--- BRIEF ---
Go through the records below and copy out every line holding "Clone".

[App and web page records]

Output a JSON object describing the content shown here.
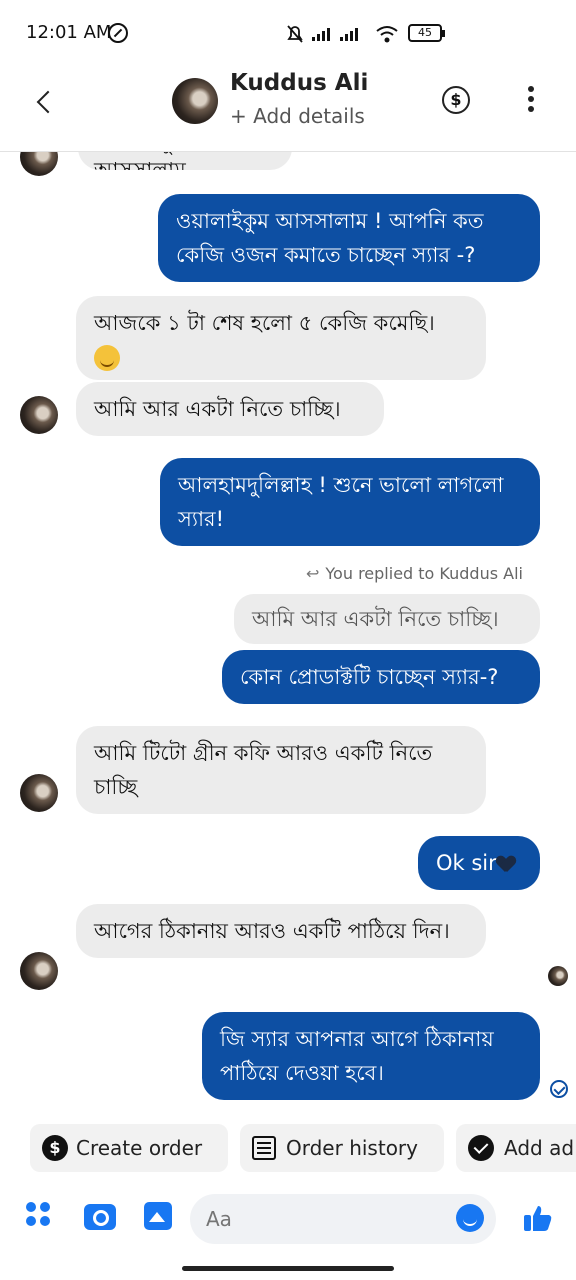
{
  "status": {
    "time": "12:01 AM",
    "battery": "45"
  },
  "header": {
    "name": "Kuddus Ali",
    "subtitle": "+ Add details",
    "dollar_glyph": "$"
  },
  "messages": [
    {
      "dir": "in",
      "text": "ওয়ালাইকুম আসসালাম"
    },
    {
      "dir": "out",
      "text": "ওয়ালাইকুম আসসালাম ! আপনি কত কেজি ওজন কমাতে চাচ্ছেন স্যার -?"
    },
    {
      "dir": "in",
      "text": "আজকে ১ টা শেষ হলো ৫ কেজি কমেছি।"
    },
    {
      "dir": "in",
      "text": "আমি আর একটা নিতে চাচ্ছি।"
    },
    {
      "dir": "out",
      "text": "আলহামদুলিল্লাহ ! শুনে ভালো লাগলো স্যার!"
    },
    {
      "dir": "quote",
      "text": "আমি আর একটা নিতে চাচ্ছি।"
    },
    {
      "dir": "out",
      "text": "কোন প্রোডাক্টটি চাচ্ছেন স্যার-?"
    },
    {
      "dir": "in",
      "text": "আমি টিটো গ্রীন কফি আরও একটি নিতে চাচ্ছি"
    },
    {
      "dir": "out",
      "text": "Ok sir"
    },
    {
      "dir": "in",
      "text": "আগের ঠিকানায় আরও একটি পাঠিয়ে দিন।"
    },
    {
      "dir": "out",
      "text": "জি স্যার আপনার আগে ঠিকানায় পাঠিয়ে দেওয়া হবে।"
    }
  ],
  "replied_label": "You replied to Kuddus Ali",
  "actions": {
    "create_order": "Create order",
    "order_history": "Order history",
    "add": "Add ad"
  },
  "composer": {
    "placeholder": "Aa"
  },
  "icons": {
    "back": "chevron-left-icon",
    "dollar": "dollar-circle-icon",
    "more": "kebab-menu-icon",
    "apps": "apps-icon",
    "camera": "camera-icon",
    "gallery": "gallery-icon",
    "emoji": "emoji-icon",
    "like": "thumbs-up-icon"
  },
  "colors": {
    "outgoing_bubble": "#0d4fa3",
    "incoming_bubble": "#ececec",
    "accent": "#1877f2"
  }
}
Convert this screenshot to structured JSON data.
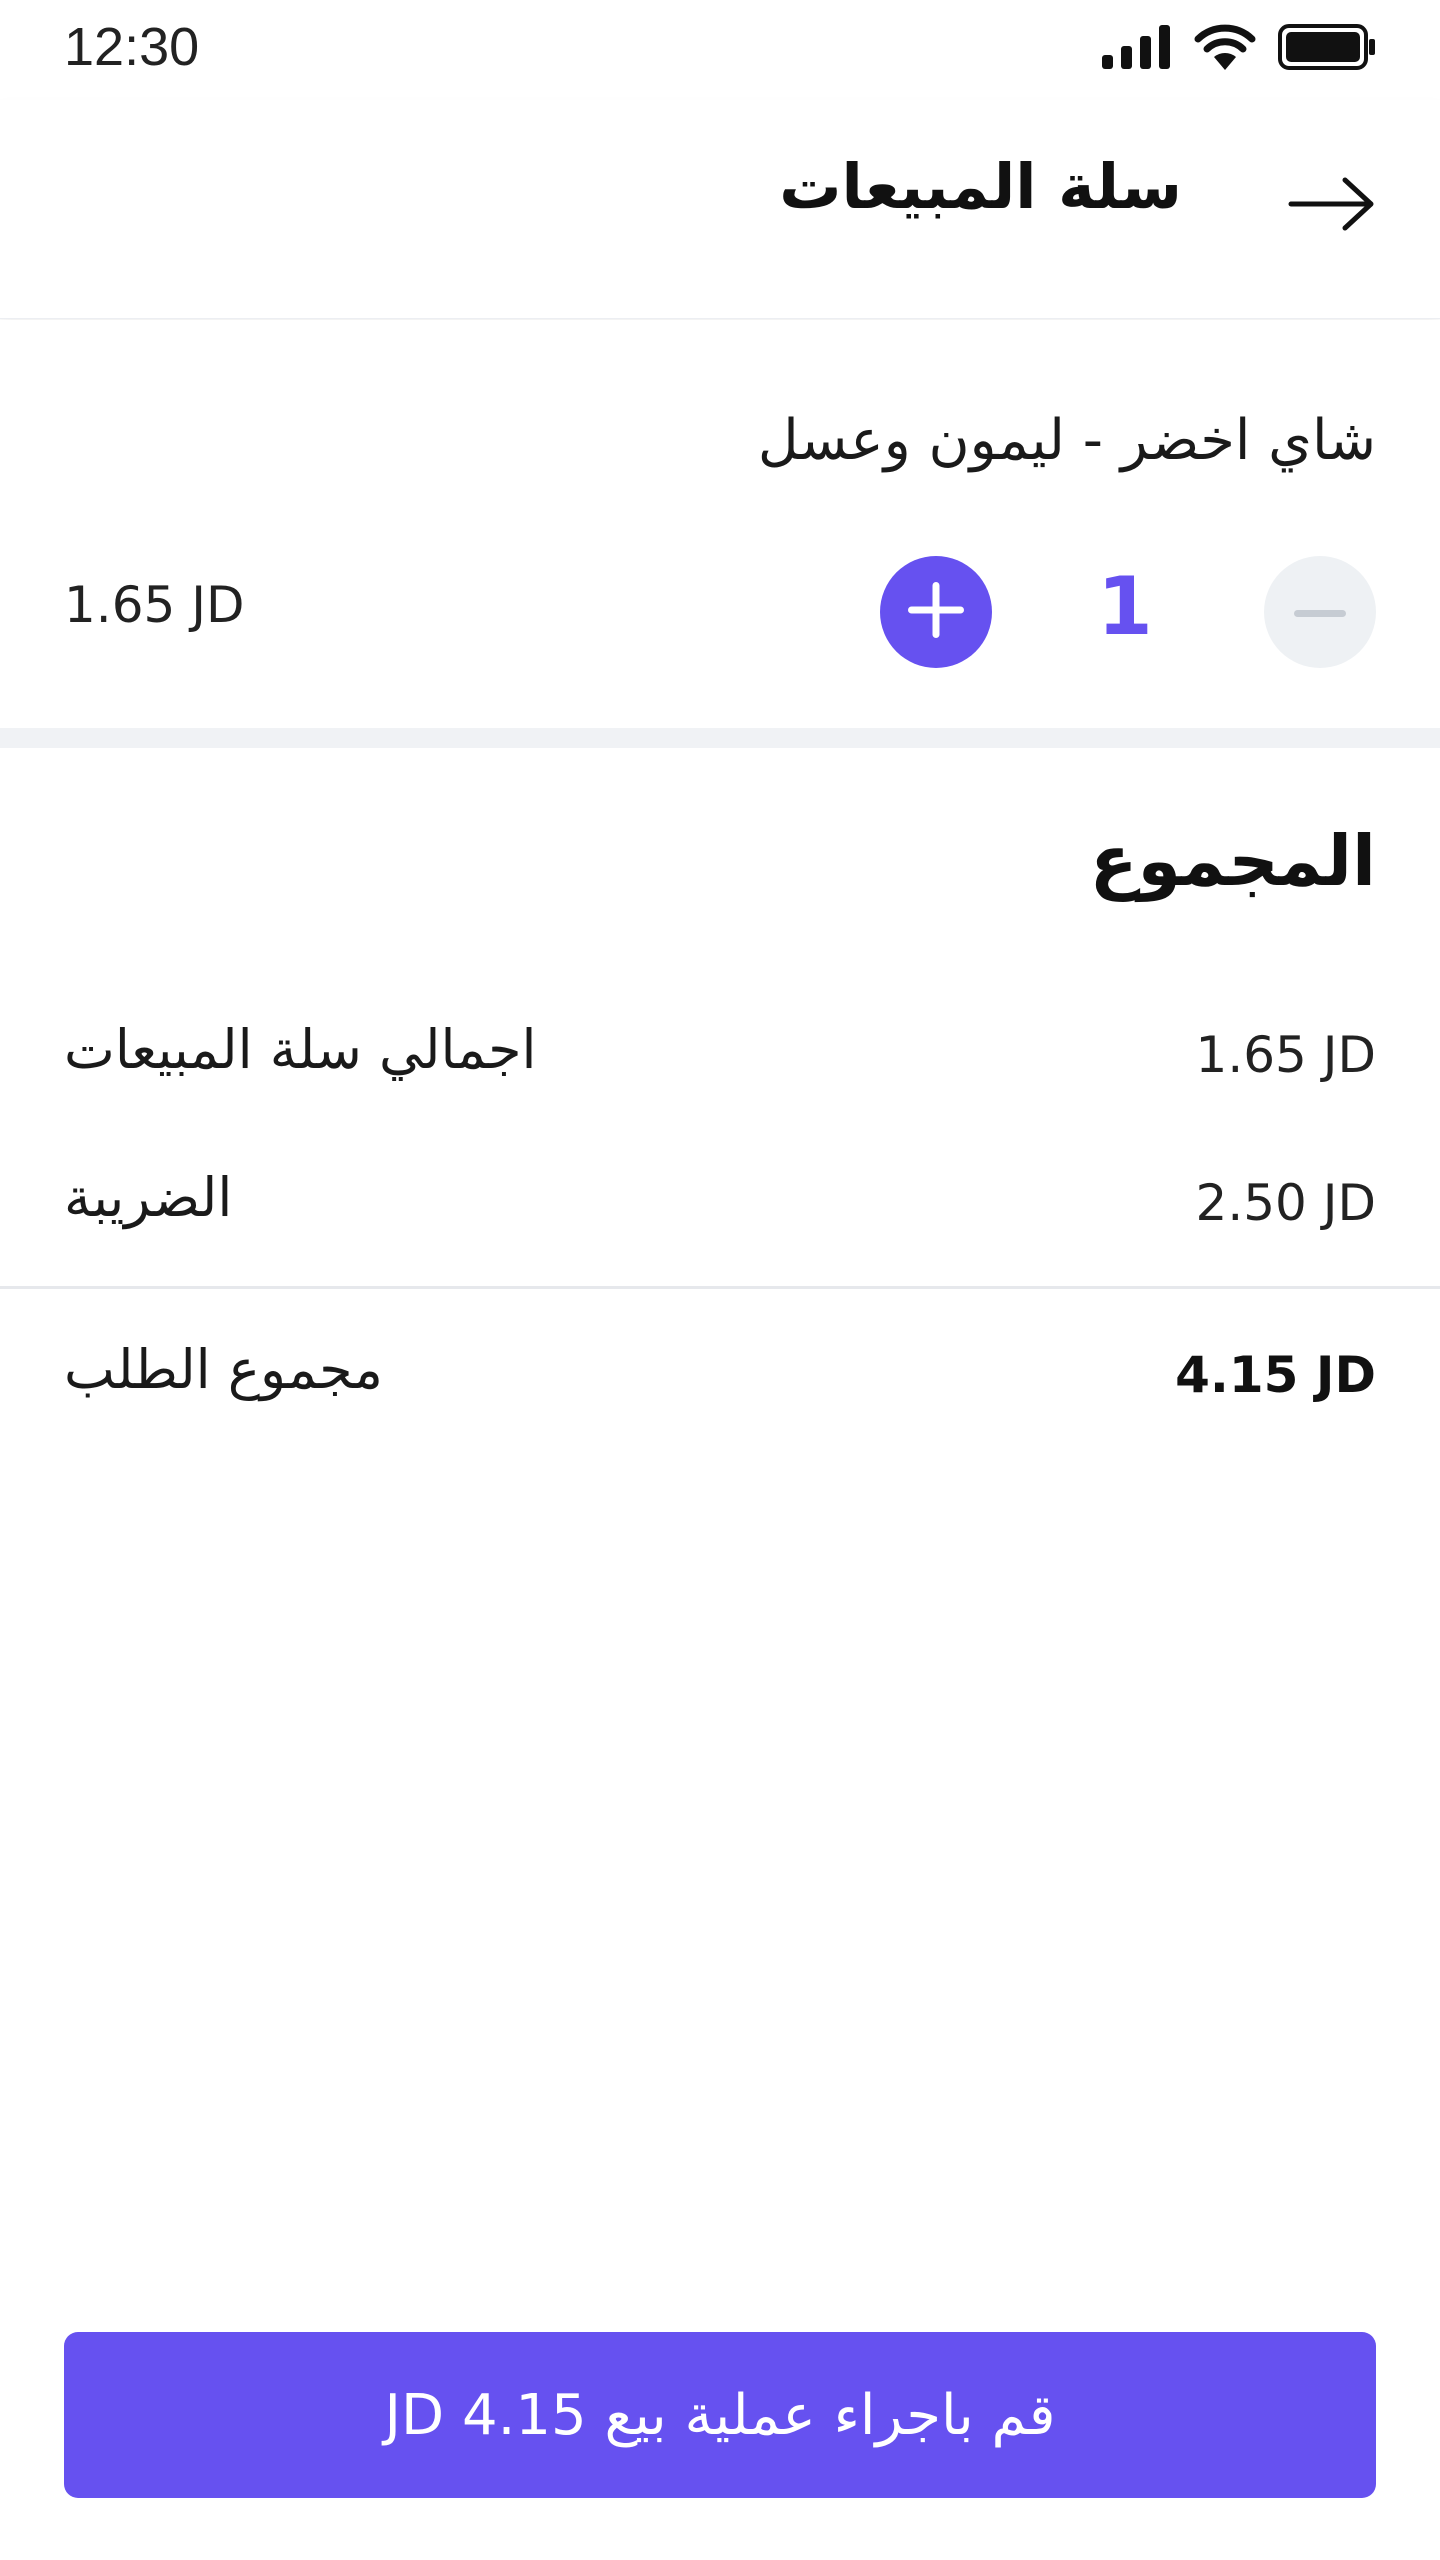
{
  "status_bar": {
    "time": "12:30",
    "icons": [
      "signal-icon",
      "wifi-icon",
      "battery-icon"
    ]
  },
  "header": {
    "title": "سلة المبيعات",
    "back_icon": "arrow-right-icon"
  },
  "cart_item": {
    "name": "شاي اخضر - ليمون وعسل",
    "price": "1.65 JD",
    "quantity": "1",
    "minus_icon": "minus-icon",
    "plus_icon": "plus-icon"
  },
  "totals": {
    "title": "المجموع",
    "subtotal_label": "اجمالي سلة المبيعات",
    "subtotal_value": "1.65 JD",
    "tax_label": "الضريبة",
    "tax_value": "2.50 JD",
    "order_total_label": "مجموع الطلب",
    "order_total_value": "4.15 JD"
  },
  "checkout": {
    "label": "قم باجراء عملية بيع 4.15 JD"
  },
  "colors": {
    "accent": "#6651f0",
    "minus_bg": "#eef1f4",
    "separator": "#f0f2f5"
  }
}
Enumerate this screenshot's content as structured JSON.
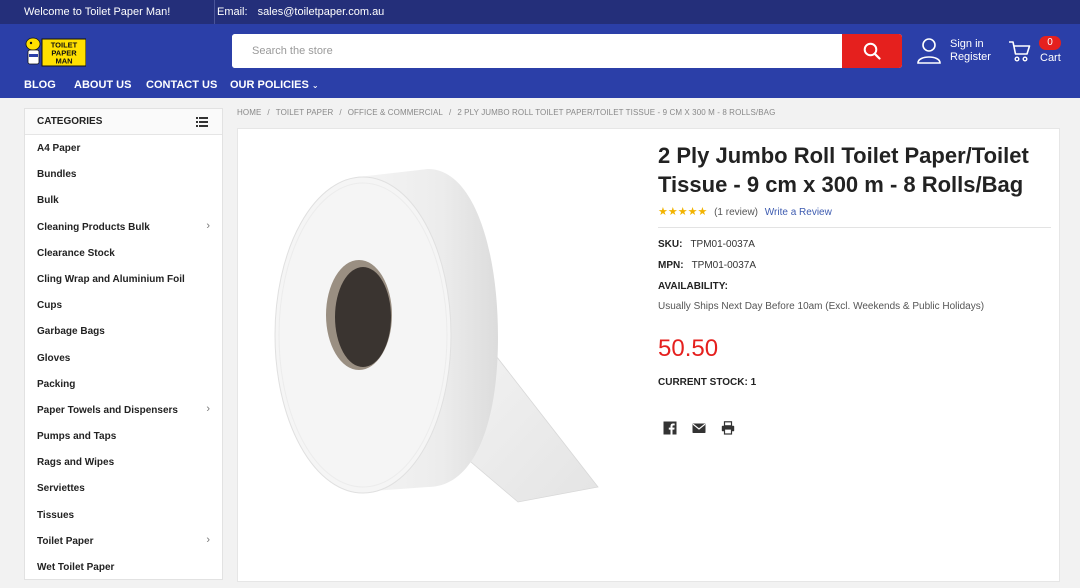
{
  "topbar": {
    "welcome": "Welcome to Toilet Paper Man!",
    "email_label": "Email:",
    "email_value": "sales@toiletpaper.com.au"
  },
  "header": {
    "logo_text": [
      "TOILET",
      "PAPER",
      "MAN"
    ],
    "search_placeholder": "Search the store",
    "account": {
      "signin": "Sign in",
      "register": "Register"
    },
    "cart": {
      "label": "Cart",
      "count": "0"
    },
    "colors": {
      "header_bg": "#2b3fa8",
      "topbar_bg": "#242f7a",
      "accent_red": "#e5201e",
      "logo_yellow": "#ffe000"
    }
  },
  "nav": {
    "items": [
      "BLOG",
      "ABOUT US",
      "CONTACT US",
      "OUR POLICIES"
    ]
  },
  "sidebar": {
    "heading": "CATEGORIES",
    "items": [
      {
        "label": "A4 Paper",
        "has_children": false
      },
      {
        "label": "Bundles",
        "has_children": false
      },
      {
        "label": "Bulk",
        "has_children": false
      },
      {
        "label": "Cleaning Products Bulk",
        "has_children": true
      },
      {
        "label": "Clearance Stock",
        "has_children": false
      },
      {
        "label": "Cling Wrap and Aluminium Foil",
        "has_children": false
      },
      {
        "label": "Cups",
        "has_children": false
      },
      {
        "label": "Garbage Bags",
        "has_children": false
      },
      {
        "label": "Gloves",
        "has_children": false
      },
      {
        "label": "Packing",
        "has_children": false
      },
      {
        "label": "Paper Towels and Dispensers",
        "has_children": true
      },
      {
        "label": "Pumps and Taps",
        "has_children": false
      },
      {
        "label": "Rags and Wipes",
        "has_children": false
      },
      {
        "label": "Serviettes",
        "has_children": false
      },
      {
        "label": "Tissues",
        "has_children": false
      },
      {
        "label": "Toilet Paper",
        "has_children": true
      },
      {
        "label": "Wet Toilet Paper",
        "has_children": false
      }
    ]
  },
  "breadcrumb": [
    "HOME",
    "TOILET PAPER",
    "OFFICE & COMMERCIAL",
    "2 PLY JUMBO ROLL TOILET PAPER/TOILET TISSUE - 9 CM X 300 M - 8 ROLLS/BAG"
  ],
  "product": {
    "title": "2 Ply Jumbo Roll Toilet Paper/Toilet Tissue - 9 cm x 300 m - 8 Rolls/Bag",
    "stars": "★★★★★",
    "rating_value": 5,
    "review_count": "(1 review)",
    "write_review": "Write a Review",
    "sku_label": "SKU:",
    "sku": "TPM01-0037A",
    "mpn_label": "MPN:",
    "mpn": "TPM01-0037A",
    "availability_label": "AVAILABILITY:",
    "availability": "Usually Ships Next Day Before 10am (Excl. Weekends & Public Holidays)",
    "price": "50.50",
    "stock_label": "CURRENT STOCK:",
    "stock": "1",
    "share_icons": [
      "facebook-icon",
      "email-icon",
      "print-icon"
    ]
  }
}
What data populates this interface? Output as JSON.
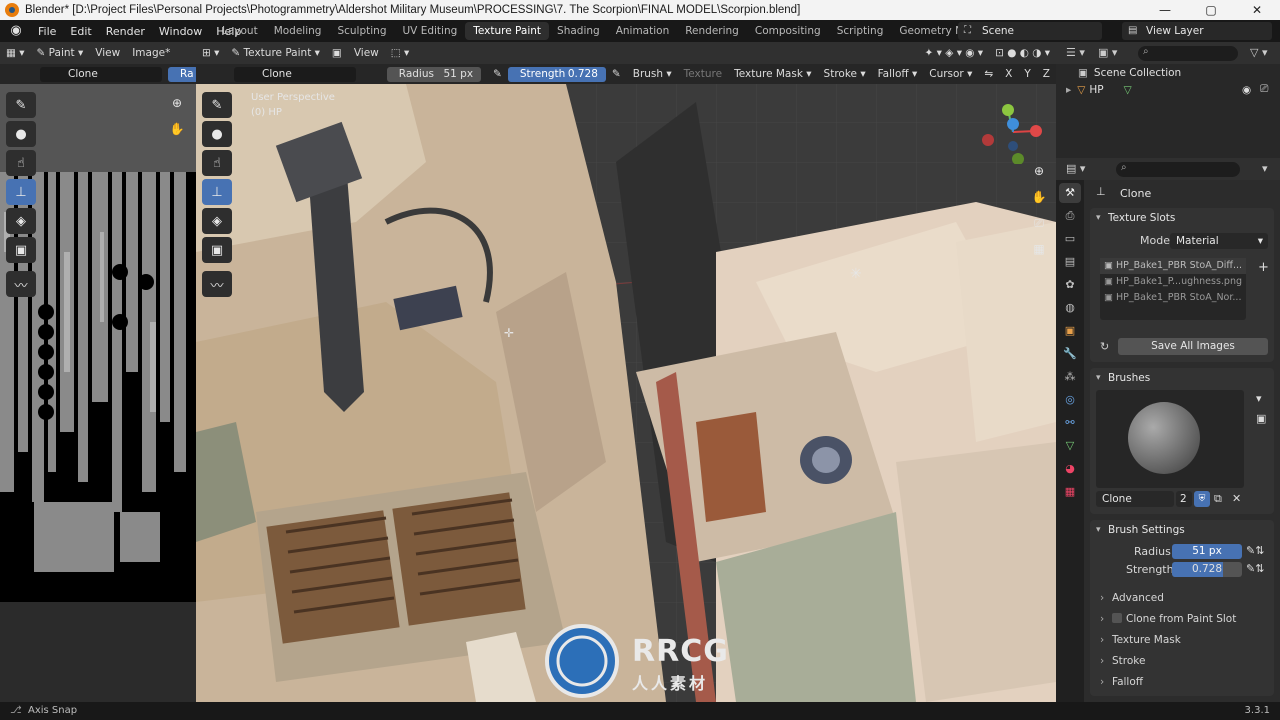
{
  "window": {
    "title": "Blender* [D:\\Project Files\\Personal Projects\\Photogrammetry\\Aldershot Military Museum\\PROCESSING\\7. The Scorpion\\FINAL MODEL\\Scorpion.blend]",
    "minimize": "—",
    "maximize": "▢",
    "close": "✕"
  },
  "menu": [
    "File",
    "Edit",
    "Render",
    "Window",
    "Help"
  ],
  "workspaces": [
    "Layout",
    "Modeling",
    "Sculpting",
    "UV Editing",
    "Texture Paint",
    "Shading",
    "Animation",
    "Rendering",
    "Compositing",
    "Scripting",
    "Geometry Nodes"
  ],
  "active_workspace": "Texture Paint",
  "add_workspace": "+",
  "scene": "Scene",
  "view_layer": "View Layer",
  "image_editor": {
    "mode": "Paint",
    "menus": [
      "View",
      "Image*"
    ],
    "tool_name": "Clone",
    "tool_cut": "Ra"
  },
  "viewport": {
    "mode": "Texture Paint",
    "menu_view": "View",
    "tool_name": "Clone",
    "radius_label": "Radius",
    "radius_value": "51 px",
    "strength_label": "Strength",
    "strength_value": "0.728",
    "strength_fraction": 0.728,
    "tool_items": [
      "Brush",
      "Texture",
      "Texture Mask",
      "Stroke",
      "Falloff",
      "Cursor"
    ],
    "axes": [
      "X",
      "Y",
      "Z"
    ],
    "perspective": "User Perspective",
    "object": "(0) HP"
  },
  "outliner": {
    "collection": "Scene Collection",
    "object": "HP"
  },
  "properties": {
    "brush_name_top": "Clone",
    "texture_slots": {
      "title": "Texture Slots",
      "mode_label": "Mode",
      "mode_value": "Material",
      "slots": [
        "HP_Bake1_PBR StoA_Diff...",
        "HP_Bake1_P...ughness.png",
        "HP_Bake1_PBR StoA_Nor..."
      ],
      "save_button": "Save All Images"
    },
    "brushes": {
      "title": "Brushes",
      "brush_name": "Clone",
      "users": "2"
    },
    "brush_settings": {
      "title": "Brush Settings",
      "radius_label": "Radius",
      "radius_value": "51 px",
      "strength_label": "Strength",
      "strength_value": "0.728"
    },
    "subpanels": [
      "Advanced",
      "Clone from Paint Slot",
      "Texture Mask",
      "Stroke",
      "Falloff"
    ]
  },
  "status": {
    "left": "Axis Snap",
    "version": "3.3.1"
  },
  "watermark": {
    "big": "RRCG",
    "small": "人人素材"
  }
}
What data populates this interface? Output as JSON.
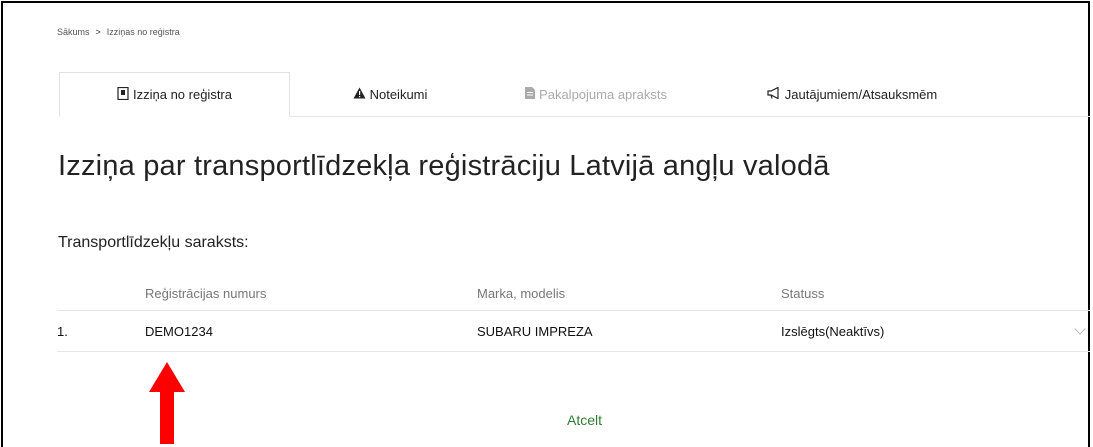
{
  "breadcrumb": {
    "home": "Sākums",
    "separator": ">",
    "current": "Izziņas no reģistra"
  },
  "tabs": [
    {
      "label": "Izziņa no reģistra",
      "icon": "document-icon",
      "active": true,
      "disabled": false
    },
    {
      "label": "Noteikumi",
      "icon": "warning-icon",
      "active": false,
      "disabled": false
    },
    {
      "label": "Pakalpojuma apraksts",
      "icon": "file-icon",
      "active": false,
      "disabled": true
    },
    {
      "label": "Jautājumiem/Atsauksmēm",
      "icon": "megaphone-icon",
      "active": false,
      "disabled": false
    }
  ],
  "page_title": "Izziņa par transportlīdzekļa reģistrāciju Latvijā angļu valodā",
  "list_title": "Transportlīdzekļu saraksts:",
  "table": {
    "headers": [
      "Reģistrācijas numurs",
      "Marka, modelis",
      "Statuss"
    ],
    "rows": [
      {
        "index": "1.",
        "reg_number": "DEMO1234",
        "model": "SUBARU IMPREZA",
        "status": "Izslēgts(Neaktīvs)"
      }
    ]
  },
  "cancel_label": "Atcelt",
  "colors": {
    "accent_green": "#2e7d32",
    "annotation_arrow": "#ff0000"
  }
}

--- EXERCISE RESULT ---
    "tool_name": "Clone",
    "tool_name": "Clone",
    "brush_name_top": "Clone",
      "brush_name": "Clone",
      "Clone from Paint Slot",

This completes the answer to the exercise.